" A united community, or "the united community", was the central theme of the celebration of the My People heritage, the organization of Latinx students in the university, in Durham, North Carolina. After a few hours of teamwork and a few paint buckets on September 22, his mural was completed in honor of the annual celebration.
Less than 24 hours later, that mural depicting pride and culture was vandalized, covered by a black aerosol paint.
" It is a reminder to all that more work must be done to prevent xenophobic incidents like this from happening again, "he read from The Club on Facebook – a grim testimony to the current political climate surrounding Hispanic Americans and immigrants in the United States.
Even before Donald Trump set foot in the Oval Office, his inflammatory and anti-immigrant rhetoric oppressed people of color and stoked the fury of white supremacy and the white nationalist groups.
The number of hate crimes and hate incidents throughout the country en ]. In the 10 largest cities in the world, In the country, hate crimes reported in 2017 increased 12.5 percent over the previous year.
"Fears of incidents like this occurred in our community, since other minority communities in Duke had already been victims of specific crimes," co-president of Mi Gente Sujeiry Jimenez said mitú . "I felt devastated but not completely surprised".
The Bureau of Justice Statistics estimates that each year 250,000 hate crimes are committed in the United States, most of which go unreported.

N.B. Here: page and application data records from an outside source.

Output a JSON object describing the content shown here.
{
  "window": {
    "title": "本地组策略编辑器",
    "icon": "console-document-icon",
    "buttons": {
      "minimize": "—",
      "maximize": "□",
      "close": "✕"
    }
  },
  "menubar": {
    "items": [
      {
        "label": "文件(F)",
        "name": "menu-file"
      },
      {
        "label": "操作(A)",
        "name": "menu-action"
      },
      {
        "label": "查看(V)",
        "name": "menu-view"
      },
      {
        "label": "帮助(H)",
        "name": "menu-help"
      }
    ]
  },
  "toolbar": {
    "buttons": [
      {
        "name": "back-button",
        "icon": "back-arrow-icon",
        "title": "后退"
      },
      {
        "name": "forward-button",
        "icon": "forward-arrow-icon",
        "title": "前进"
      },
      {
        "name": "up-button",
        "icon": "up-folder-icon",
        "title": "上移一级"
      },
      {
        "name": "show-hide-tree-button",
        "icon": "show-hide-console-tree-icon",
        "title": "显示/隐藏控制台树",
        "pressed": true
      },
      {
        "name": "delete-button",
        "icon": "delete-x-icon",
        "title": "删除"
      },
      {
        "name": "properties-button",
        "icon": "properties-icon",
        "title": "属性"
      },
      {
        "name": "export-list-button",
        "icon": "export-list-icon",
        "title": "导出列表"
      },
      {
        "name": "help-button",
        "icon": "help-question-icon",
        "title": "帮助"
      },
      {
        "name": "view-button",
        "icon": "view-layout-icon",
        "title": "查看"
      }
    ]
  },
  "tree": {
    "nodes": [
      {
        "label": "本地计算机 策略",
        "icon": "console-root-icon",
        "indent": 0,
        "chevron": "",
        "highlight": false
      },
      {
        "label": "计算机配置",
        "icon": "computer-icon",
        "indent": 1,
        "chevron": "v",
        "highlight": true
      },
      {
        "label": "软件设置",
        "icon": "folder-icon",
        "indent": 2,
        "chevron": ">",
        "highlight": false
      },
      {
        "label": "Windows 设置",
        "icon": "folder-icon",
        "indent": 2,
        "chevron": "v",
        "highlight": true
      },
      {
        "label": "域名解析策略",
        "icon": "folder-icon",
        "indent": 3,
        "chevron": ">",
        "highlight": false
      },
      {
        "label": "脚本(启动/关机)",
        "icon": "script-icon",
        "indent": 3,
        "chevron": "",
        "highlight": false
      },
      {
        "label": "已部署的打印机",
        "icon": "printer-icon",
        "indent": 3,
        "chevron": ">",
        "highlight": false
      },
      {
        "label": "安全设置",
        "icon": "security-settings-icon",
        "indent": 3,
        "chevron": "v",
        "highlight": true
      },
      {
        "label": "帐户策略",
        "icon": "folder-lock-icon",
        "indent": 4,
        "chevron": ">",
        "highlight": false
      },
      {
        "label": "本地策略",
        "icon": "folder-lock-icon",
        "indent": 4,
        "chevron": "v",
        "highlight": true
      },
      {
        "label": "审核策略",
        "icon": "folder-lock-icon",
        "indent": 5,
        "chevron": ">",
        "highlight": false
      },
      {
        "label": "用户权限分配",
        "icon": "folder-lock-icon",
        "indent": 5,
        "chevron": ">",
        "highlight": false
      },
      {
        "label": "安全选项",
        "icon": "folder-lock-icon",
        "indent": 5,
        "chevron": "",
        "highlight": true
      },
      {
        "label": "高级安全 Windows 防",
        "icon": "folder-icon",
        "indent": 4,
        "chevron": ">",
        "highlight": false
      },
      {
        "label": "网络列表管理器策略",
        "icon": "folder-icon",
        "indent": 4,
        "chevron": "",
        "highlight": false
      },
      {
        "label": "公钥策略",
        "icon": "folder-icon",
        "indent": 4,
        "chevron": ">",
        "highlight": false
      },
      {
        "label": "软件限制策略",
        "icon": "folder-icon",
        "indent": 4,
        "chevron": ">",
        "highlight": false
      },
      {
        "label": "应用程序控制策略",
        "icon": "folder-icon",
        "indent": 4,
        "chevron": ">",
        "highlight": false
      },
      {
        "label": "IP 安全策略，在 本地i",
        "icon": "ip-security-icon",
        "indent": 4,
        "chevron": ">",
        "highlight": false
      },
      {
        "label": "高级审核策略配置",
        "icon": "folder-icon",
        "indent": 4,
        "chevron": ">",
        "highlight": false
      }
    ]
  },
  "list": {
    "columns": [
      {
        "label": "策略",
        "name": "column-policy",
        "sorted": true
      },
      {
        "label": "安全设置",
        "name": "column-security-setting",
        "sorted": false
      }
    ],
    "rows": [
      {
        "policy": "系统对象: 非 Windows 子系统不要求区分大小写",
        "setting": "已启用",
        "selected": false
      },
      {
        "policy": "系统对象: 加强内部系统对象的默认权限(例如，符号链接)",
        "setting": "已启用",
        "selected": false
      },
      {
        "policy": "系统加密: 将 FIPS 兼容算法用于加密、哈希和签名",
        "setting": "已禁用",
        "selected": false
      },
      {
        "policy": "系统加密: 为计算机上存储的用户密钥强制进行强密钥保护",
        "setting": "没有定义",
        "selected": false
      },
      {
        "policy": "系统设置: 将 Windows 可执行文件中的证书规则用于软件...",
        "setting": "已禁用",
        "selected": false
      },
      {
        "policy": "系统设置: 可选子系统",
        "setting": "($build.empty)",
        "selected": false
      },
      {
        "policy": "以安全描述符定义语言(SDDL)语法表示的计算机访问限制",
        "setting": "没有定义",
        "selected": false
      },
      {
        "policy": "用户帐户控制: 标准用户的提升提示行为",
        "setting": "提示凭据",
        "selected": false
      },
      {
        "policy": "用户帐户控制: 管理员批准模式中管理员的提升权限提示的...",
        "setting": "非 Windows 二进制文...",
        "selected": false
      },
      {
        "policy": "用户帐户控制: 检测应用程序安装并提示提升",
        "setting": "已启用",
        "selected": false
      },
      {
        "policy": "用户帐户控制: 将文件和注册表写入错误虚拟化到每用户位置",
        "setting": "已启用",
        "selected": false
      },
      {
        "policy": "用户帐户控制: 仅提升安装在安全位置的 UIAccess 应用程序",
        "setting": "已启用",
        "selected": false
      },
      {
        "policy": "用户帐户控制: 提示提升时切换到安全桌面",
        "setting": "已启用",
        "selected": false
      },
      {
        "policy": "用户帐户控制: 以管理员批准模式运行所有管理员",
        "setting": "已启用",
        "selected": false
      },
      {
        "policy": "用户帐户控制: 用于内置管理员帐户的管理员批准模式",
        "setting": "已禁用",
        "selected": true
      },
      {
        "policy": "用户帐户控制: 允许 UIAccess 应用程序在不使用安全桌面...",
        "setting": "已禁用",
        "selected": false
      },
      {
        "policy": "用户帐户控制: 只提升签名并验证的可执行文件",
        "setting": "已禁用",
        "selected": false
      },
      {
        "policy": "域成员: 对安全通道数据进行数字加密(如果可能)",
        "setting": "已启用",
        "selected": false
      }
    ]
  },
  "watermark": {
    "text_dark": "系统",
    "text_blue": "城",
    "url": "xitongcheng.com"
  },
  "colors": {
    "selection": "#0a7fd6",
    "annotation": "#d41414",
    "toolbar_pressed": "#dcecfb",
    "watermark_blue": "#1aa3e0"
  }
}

The upheaval of fears is the Trump government's offensive against legal and illegal immigration. Although it has not reached two of its most important goals: building a wall on the US border. UU.-Mexico and deport up to 3 million unauthorized immigrants with criminal records, has been successful in other aspects. Under Trump, the United States has seen an increase in arrests related to immigration, a record number of refugee resettlements and a disastrous family separation policy.
Despite this, the Duke students were not going to let the vandalism get the better of them.
The group organized and reconvened a few hours after the incident to honor the reason they painted the mural: Hispanic Heritage Month, 15 from September to October 15, which recognizes the contributions of Hispanics and Latin Americans. The students channeled that in their challenging efforts.
On the black paint, they painted the proverb "They tried to bury us, they did not know we were seeds". To his left, they repainted the mural.
"While a local graffiti artist acknowledged that he 'tagged' the painting and apologized directly to the students for that, it does not erase the impact on My People and the Latinx community at Duke, which is understandably shocked for the incident, "said Michael Schoenfeld, vice president of public affairs for Duke, in a statement to HuffPost. "Duke continues to use this incident as a catalyst for continuing education around inclusion and diversity, something we hope will activate the entire community."
The university has been dealing with incidents of hate on campus. The Mary Lou Williams Black Culture Center of the university was defaced shortly before the start of the fall classes, with "n **** r" written on the name of the center in the building lobby. After the disfigurement of the mural and a difficult start to the school year, students and administration are baffled, but students try to stay positive to challenge hatred.
"Today we are going to continue with this incident, we will rise and we will remain strong", read the declaration of My People. "The united community will never be defeated" or "A united community, we will never be defeated."